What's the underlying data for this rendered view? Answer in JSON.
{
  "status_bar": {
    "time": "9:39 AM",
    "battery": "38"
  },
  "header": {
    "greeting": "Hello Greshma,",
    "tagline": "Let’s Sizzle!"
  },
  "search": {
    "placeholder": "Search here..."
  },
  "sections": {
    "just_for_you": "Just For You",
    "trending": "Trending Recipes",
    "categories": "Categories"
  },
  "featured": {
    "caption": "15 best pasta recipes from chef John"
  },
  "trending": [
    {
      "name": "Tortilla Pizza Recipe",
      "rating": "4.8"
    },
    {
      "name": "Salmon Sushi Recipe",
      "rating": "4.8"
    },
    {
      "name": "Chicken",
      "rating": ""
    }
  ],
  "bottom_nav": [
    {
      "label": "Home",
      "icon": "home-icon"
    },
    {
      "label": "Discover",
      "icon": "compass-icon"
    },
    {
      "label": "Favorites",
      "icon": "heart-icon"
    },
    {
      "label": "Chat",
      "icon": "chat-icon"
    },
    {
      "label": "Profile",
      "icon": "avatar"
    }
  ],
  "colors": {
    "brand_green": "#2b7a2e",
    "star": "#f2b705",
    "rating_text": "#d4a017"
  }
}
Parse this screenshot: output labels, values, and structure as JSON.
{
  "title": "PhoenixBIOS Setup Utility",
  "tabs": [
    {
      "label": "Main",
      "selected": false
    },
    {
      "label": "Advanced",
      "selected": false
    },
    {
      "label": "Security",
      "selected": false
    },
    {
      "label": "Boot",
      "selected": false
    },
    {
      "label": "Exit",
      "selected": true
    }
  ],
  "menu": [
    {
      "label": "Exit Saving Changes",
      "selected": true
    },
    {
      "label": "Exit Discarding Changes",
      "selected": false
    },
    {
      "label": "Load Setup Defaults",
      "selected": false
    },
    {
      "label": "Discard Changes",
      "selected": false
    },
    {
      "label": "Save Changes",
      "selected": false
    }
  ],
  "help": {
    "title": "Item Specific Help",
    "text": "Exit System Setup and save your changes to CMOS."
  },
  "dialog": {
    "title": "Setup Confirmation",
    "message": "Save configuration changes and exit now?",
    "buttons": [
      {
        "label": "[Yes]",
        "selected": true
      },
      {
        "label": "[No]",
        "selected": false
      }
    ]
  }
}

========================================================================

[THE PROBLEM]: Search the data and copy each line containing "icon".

[WRITTEN ANSWER]:
      "icon": "home-icon"
      "icon": "compass-icon"
      "icon": "heart-icon"
      "icon": "chat-icon"
      "icon": "avatar"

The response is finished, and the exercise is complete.